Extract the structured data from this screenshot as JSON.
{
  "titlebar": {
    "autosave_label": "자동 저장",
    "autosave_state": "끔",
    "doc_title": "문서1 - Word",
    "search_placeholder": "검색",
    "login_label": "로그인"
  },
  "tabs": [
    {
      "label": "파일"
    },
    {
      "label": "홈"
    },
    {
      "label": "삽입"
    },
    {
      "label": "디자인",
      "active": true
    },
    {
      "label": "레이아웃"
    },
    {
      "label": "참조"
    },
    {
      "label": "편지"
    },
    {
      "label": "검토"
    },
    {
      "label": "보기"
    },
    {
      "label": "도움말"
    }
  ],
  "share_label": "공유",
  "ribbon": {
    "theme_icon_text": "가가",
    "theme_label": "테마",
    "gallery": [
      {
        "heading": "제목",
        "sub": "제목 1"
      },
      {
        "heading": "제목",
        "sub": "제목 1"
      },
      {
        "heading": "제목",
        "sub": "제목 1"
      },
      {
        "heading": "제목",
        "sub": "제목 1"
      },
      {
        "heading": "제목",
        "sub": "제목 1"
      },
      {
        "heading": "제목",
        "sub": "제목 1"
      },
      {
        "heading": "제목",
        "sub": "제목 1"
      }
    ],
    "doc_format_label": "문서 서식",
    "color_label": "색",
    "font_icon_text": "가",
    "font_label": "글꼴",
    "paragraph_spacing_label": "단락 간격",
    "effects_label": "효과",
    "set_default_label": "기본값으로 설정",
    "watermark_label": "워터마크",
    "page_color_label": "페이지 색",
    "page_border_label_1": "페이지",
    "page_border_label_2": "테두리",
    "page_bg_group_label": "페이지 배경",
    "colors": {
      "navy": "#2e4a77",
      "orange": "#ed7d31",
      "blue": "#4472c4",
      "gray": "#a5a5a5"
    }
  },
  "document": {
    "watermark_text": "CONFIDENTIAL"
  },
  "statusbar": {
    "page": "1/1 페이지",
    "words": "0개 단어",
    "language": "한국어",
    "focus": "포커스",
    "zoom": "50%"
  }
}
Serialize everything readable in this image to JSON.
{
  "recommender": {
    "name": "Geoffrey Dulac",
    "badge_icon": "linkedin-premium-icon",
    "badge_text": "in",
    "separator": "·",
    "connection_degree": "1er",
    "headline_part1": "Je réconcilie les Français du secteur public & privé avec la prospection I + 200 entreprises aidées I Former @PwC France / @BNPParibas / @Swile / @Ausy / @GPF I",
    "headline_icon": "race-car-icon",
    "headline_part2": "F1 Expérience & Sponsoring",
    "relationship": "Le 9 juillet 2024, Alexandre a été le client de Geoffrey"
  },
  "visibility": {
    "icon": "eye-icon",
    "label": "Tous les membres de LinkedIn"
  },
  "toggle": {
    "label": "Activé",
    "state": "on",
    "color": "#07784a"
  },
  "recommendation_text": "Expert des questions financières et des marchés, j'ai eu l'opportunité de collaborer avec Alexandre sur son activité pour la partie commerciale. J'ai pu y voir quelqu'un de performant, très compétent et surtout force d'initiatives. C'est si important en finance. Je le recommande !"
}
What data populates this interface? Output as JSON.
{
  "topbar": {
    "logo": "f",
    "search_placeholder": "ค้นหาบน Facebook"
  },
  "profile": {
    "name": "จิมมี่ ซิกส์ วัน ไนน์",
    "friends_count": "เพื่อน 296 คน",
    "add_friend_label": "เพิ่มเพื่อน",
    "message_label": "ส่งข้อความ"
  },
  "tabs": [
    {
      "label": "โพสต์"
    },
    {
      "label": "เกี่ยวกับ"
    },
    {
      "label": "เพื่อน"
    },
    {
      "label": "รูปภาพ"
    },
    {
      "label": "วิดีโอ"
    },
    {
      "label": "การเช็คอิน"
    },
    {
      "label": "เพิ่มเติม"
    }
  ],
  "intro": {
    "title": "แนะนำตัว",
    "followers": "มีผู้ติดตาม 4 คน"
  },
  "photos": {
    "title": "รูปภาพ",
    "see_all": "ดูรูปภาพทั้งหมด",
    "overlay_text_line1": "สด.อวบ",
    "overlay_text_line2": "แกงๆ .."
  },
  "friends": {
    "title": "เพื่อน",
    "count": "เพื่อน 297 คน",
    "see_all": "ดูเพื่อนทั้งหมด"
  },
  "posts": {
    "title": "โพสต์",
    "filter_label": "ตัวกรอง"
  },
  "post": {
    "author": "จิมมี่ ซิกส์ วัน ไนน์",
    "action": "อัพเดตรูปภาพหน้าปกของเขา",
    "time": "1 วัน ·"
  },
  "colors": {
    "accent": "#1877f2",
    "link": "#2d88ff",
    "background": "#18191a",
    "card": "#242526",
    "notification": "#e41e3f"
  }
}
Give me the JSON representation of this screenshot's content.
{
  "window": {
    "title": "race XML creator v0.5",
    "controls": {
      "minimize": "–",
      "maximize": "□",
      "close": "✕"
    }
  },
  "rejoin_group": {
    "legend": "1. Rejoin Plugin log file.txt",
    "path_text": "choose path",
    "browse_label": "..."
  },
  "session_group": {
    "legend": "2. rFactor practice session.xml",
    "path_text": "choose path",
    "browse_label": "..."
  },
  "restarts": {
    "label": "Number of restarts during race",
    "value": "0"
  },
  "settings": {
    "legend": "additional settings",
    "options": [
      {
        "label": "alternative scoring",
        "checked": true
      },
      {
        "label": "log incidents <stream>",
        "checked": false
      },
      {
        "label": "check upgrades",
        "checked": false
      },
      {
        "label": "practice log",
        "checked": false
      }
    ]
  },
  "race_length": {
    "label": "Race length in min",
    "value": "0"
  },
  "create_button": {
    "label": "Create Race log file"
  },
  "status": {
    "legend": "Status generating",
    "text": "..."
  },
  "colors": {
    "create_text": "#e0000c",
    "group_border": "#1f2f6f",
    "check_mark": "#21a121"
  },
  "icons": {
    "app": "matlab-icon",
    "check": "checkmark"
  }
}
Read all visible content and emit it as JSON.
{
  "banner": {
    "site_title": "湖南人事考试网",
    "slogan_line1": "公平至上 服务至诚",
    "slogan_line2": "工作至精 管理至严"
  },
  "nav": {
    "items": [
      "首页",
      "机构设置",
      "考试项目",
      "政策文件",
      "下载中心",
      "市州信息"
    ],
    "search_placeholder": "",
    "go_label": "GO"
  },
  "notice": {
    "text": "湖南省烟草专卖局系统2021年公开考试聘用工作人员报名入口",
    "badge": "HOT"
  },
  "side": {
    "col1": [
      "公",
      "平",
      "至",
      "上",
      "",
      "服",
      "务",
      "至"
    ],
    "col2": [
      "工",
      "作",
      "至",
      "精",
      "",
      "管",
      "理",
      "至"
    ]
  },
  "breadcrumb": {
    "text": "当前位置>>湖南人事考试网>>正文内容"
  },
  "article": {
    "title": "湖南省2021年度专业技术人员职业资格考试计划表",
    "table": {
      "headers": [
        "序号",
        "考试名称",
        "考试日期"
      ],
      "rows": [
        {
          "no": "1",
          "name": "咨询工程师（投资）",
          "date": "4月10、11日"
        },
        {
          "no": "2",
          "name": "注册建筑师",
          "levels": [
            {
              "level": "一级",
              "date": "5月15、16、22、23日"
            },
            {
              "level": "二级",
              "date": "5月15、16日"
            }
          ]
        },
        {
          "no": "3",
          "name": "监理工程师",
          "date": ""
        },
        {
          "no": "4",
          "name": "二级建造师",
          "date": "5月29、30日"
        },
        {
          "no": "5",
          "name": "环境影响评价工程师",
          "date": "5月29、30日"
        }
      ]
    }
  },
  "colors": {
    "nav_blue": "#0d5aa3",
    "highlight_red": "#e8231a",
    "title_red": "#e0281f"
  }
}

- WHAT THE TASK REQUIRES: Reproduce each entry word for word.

- WRITTEN RESPONSE:
Extract the structured data from this screenshot as JSON.
{
  "titlebar": {
    "autosave_label": "자동 저장",
    "autosave_state": "끔",
    "doc_title": "문서1 - Word",
    "search_placeholder": "검색",
    "login_label": "로그인"
  },
  "tabs": [
    {
      "label": "파일"
    },
    {
      "label": "홈"
    },
    {
      "label": "삽입"
    },
    {
      "label": "디자인",
      "active": true
    },
    {
      "label": "레이아웃"
    },
    {
      "label": "참조"
    },
    {
      "label": "편지"
    },
    {
      "label": "검토"
    },
    {
      "label": "보기"
    },
    {
      "label": "도움말"
    }
  ],
  "share_label": "공유",
  "ribbon": {
    "theme_icon_text": "가가",
    "theme_label": "테마",
    "gallery": [
      {
        "heading": "제목",
        "sub": "제목 1"
      },
      {
        "heading": "제목",
        "sub": "제목 1"
      },
      {
        "heading": "제목",
        "sub": "제목 1"
      },
      {
        "heading": "제목",
        "sub": "제목 1"
      },
      {
        "heading": "제목",
        "sub": "제목 1"
      },
      {
        "heading": "제목",
        "sub": "제목 1"
      },
      {
        "heading": "제목",
        "sub": "제목 1"
      }
    ],
    "doc_format_label": "문서 서식",
    "color_label": "색",
    "font_icon_text": "가",
    "font_label": "글꼴",
    "paragraph_spacing_label": "단락 간격",
    "effects_label": "효과",
    "set_default_label": "기본값으로 설정",
    "watermark_label": "워터마크",
    "page_color_label": "페이지 색",
    "page_border_label_1": "페이지",
    "page_border_label_2": "테두리",
    "page_bg_group_label": "페이지 배경",
    "colors": {
      "navy": "#2e4a77",
      "orange": "#ed7d31",
      "blue": "#4472c4",
      "gray": "#a5a5a5"
    }
  },
  "document": {
    "watermark_text": "CONFIDENTIAL"
  },
  "statusbar": {
    "page": "1/1 페이지",
    "words": "0개 단어",
    "language": "한국어",
    "focus": "포커스",
    "zoom": "50%"
  }
}
Serialize everything readable in this image to JSON.
{
  "recommender": {
    "name": "Geoffrey Dulac",
    "badge_icon": "linkedin-premium-icon",
    "badge_text": "in",
    "separator": "·",
    "connection_degree": "1er",
    "headline_part1": "Je réconcilie les Français du secteur public & privé avec la prospection I + 200 entreprises aidées I Former @PwC France / @BNPParibas / @Swile / @Ausy / @GPF I",
    "headline_icon": "race-car-icon",
    "headline_part2": "F1 Expérience & Sponsoring",
    "relationship": "Le 9 juillet 2024, Alexandre a été le client de Geoffrey"
  },
  "visibility": {
    "icon": "eye-icon",
    "label": "Tous les membres de LinkedIn"
  },
  "toggle": {
    "label": "Activé",
    "state": "on",
    "color": "#07784a"
  },
  "recommendation_text": "Expert des questions financières et des marchés, j'ai eu l'opportunité de collaborer avec Alexandre sur son activité pour la partie commerciale. J'ai pu y voir quelqu'un de performant, très compétent et surtout force d'initiatives. C'est si important en finance. Je le recommande !"
}
What data populates this interface? Output as JSON.
{
  "topbar": {
    "logo": "f",
    "search_placeholder": "ค้นหาบน Facebook"
  },
  "profile": {
    "name": "จิมมี่ ซิกส์ วัน ไนน์",
    "friends_count": "เพื่อน 296 คน",
    "add_friend_label": "เพิ่มเพื่อน",
    "message_label": "ส่งข้อความ"
  },
  "tabs": [
    {
      "label": "โพสต์"
    },
    {
      "label": "เกี่ยวกับ"
    },
    {
      "label": "เพื่อน"
    },
    {
      "label": "รูปภาพ"
    },
    {
      "label": "วิดีโอ"
    },
    {
      "label": "การเช็คอิน"
    },
    {
      "label": "เพิ่มเติม"
    }
  ],
  "intro": {
    "title": "แนะนำตัว",
    "followers": "มีผู้ติดตาม 4 คน"
  },
  "photos": {
    "title": "รูปภาพ",
    "see_all": "ดูรูปภาพทั้งหมด",
    "overlay_text_line1": "สด.อวบ",
    "overlay_text_line2": "แกงๆ .."
  },
  "friends": {
    "title": "เพื่อน",
    "count": "เพื่อน 297 คน",
    "see_all": "ดูเพื่อนทั้งหมด"
  },
  "posts": {
    "title": "โพสต์",
    "filter_label": "ตัวกรอง"
  },
  "post": {
    "author": "จิมมี่ ซิกส์ วัน ไนน์",
    "action": "อัพเดตรูปภาพหน้าปกของเขา",
    "time": "1 วัน ·"
  },
  "colors": {
    "accent": "#1877f2",
    "link": "#2d88ff",
    "background": "#18191a",
    "card": "#242526",
    "notification": "#e41e3f"
  }
}
Give me the JSON representation of this screenshot's content.
{
  "window": {
    "title": "race XML creator v0.5",
    "controls": {
      "minimize": "–",
      "maximize": "□",
      "close": "✕"
    }
  },
  "rejoin_group": {
    "legend": "1. Rejoin Plugin log file.txt",
    "path_text": "choose path",
    "browse_label": "..."
  },
  "session_group": {
    "legend": "2. rFactor practice session.xml",
    "path_text": "choose path",
    "browse_label": "..."
  },
  "restarts": {
    "label": "Number of restarts during race",
    "value": "0"
  },
  "settings": {
    "legend": "additional settings",
    "options": [
      {
        "label": "alternative scoring",
        "checked": true
      },
      {
        "label": "log incidents <stream>",
        "checked": false
      },
      {
        "label": "check upgrades",
        "checked": false
      },
      {
        "label": "practice log",
        "checked": false
      }
    ]
  },
  "race_length": {
    "label": "Race length in min",
    "value": "0"
  },
  "create_button": {
    "label": "Create Race log file"
  },
  "status": {
    "legend": "Status generating",
    "text": "..."
  },
  "colors": {
    "create_text": "#e0000c",
    "group_border": "#1f2f6f",
    "check_mark": "#21a121"
  },
  "icons": {
    "app": "matlab-icon",
    "check": "checkmark"
  }
}
Read all visible content and emit it as JSON.
{
  "banner": {
    "site_title": "湖南人事考试网",
    "slogan_line1": "公平至上 服务至诚",
    "slogan_line2": "工作至精 管理至严"
  },
  "nav": {
    "items": [
      "首页",
      "机构设置",
      "考试项目",
      "政策文件",
      "下载中心",
      "市州信息"
    ],
    "search_placeholder": "",
    "go_label": "GO"
  },
  "notice": {
    "text": "湖南省烟草专卖局系统2021年公开考试聘用工作人员报名入口",
    "badge": "HOT"
  },
  "side": {
    "col1": [
      "公",
      "平",
      "至",
      "上",
      "",
      "服",
      "务",
      "至"
    ],
    "col2": [
      "工",
      "作",
      "至",
      "精",
      "",
      "管",
      "理",
      "至"
    ]
  },
  "breadcrumb": {
    "text": "当前位置>>湖南人事考试网>>正文内容"
  },
  "article": {
    "title": "湖南省2021年度专业技术人员职业资格考试计划表",
    "table": {
      "headers": [
        "序号",
        "考试名称",
        "考试日期"
      ],
      "rows": [
        {
          "no": "1",
          "name": "咨询工程师（投资）",
          "date": "4月10、11日"
        },
        {
          "no": "2",
          "name": "注册建筑师",
          "levels": [
            {
              "level": "一级",
              "date": "5月15、16、22、23日"
            },
            {
              "level": "二级",
              "date": "5月15、16日"
            }
          ]
        },
        {
          "no": "3",
          "name": "监理工程师",
          "date": ""
        },
        {
          "no": "4",
          "name": "二级建造师",
          "date": "5月29、30日"
        },
        {
          "no": "5",
          "name": "环境影响评价工程师",
          "date": "5月29、30日"
        }
      ]
    }
  },
  "colors": {
    "nav_blue": "#0d5aa3",
    "highlight_red": "#e8231a",
    "title_red": "#e0281f"
  }
}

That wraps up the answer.